Marriage to Israel's First King
Ahinoam's husband Saul was Israel's first king; that made her the Israelite's first queen. Saul ruled from 1020 B.C. to 1000 B.C. The Old Testament book of Samuel states he was the son of Kish, belonged to the Benjamite tribe, and may have been anointed king by the prophet Samuel at Gilgal, although some sources say he may have simply drawn lots or been selected by the majority of a crowd.
Her Husband Falls Out of Favor with God
Saul defeated the Ammonites and started a war with the Philistines. In preparation for his upcoming battle, he made a burnt offering to God, but since such offerings were supposed to be done ritually by a priest, Saul fell out of favor with the Lord (sources note that God's displeasure with Saul was either because of that, or for failing to completely wipe out the Amalikites). This led Samuel to anoint David king in place of Saul.
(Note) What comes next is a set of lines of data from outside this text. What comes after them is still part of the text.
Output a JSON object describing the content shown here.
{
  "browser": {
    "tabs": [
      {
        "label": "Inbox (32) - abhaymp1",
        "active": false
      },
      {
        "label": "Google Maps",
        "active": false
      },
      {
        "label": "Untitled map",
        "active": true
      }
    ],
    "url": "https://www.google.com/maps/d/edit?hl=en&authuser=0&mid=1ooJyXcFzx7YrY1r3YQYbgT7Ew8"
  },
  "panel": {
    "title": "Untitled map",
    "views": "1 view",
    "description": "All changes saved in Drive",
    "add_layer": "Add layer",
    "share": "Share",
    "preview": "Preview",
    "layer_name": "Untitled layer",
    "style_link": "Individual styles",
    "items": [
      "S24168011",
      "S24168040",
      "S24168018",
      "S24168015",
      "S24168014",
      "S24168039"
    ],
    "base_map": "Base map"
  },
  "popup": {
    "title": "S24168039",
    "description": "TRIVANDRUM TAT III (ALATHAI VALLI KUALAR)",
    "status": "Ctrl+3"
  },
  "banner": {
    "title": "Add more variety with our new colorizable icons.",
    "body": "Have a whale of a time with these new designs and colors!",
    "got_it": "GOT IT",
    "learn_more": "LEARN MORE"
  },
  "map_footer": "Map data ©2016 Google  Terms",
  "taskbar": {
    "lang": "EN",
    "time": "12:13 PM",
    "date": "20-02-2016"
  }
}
Ahinoam Produces Heirs
The Bible does not reveal much about Ahinoam's life, apart from her marriage to Saul (Samuel 14:50). The children of Saul included Jonathan, Ishvi, Malchishua, Merab, and Michal. Saul had promised both his daughters to David; however, in the case of Merab, Saul gave her to Adriel the Meholathite. He agreed to let David have Michal as a wife if David first brought him 100 Philistine foreskins (after killing the men first in battle). David met the price for Michal, making Ahinoam his mother-in-law.
Was Saul Really Samuel?
Some biblical scholars have theorized that a scribe may have tweaked the text of the original book of Samuel. The name of the child born to Hannah and her husband Elkanah may originally have been Saul, and then changed to Samuel. Yet, in a poem in the original book of Samuel (1 Samuel: 2:1–10), Hannah offers God words that, some scholars assert, seem more like praise for a future monarch than the Lord's prophet.
Ahinoam Loses Her Husband and Sons
Saul received a critical wound while waging a battle against the Philistines. As the fighting grew worse, Saul told his armorbearer to run his sword through him so the Philistines couldn't kill him and abuse his body. The soldier could not bring himself to kill Saul, so Saul fell upon his own sword (1 Samuel 31:4). The armorbearer followed his king's example. The next day, the Philistines found not only Saul dead, but also his three sons.
Ahinoam's beauty captivated a king, and she bore him princes, but in the end, she grieved as a mother and widow. As for her son-in-law David, he mourned the passing of Saul in spite of all of the bad feelings between them.